The State Mosquito Management Program reminds residents to take steps to prevent mosquito bites as West Nile virus (WNV) is present in Connecticut. So far this season, the Connecticut Agricultural Experiment Station (CAES) has identified WNV infected mosquitoes in Fairfield, Hartford, Litchfield, New Haven and New London counties.

Culex mosquito
Culex quinquefasciatus
Image/CDC

“The number of affected towns continues to increase,” said Dr. Philip Armstrong, Medical Entomologist at the CAES. “While early- to mid-August is when the number of positive mosquito pools typically peaks, the peak this season appears to have been delayed with continued risk of transmission to people through September.”

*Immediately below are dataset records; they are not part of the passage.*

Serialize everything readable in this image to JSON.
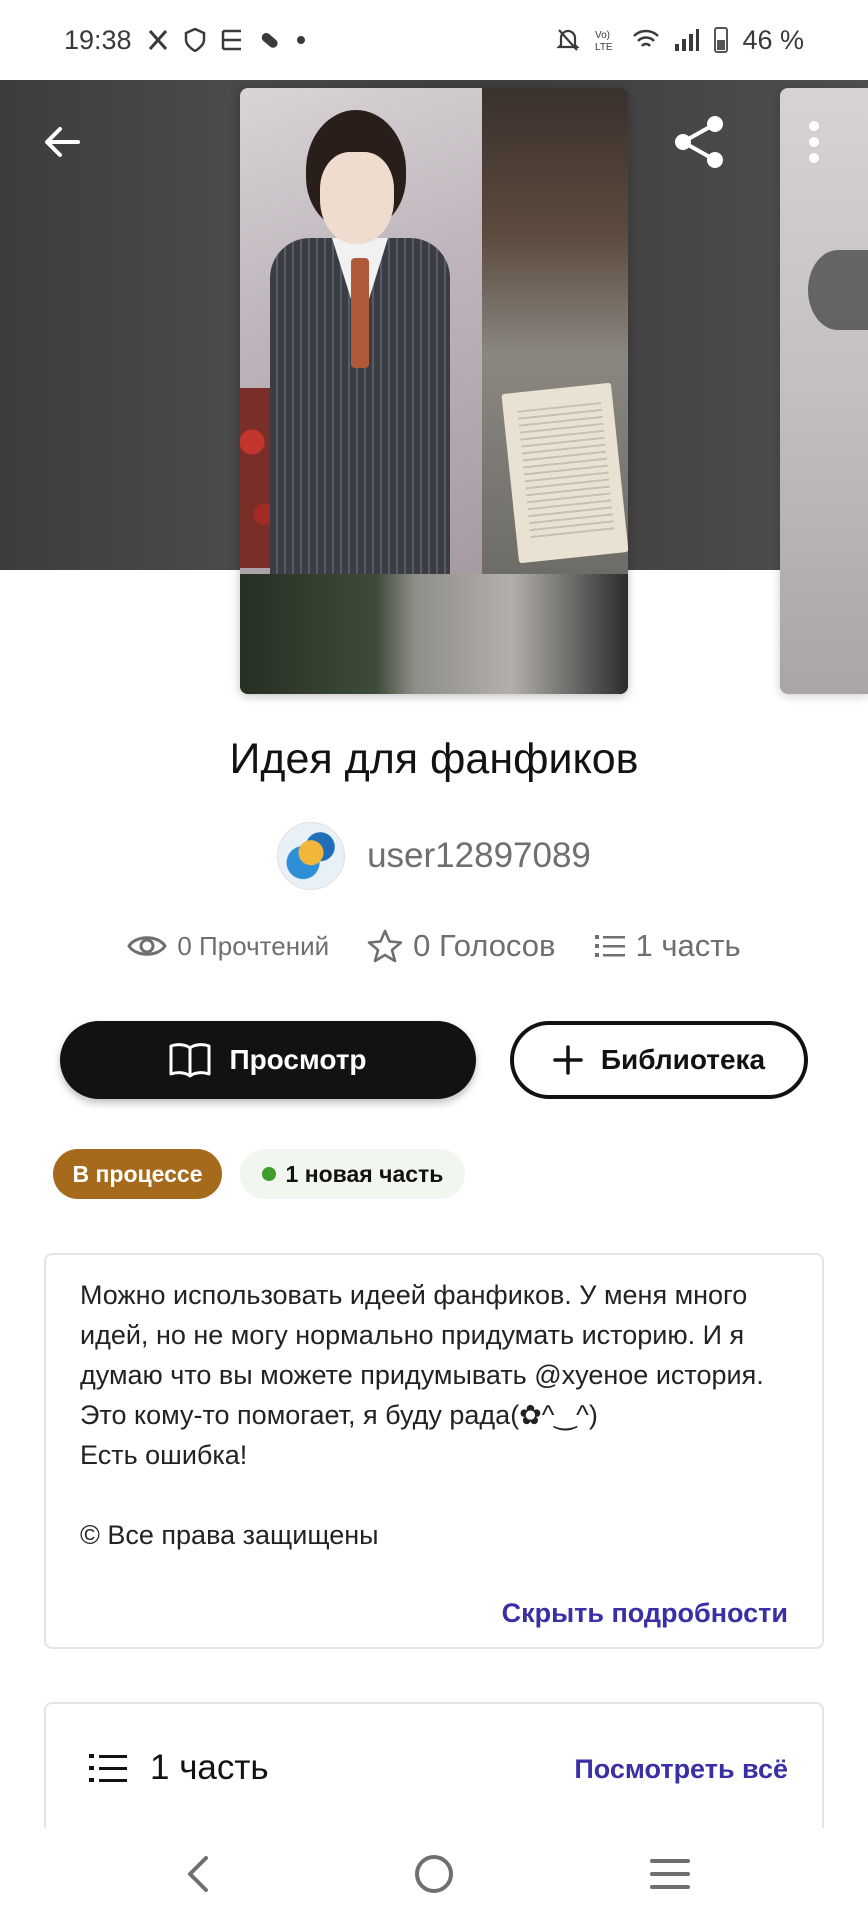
{
  "status_bar": {
    "time": "19:38",
    "battery": "46 %",
    "left_icons": [
      "x-icon",
      "shield-icon",
      "bracket-icon",
      "pill-icon",
      "dot-icon"
    ],
    "right_icons": [
      "mute-icon",
      "volte-icon",
      "wifi-icon",
      "signal-icon",
      "battery-icon"
    ]
  },
  "story": {
    "title": "Идея для фанфиков",
    "author": "user12897089",
    "stats": {
      "reads": "0 Прочтений",
      "votes": "0 Голосов",
      "parts": "1 часть"
    }
  },
  "actions": {
    "read_label": "Просмотр",
    "library_label": "Библиотека"
  },
  "badges": {
    "status": "В процессе",
    "new_part": "1 новая часть"
  },
  "description": {
    "text": "Можно использовать идеей фанфиков. У меня много идей, но не могу нормально придумать историю. И я думаю что вы можете придумывать @хуеное история. Это кому-то помогает, я буду рада(✿^‿^)\nЕсть ошибка!",
    "copyright": "© Все права защищены",
    "hide_link": "Скрыть подробности"
  },
  "parts_section": {
    "title": "1 часть",
    "view_all": "Посмотреть всё"
  },
  "colors": {
    "accent": "#3a2fa4",
    "status_badge": "#a56a1c",
    "new_dot": "#3f9d2a",
    "primary_button": "#121212"
  }
}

As of September 10, WNV has been detected in 52 mosquito pools including above average positive pools during the last reporting week ending September 6. The 14 towns with WNV-positive mosquito pools include Bridgeport (9), Cornwall (1), Danbury (2), Darien (2), East Haven (3), Groton (1), Hartford (2), New Britain (1), New Haven (2), Norwalk (1), Stamford (6), Stratford (20), West Hartford (1), and Wethersfield (1).

One person, a Bridgeport resident, has been reported with WNV-associated illnesses acquired in Connecticut this season. The person, 40-49 years, became ill during the 3rd week of August, was hospitalized with WNV-associated meningitis and is recovering. Illness was characterized by high fever, severe headache and blurred vision. During 2013, four Connecticut residents developed WNV-associated illnesses, none were fatal.

Eastern Equine Encephalitis (EEE) virus, another mosquito borne virus often found in the northeast has not been detected in Connecticut this year.

“This season Connecticut has been fortunate to have only moderate levels of WNV infected mosquitoes. But mosquitoes may remain active well into September and insect-borne illness remains a threat,” said Dr. Jewel Mullen, commissioner of the Connecticut Department of Public Health. “I ask everyone to prevent mosquito bites by using insect repellent and covering bare skin, especially during dusk when mosquitoes are most active.”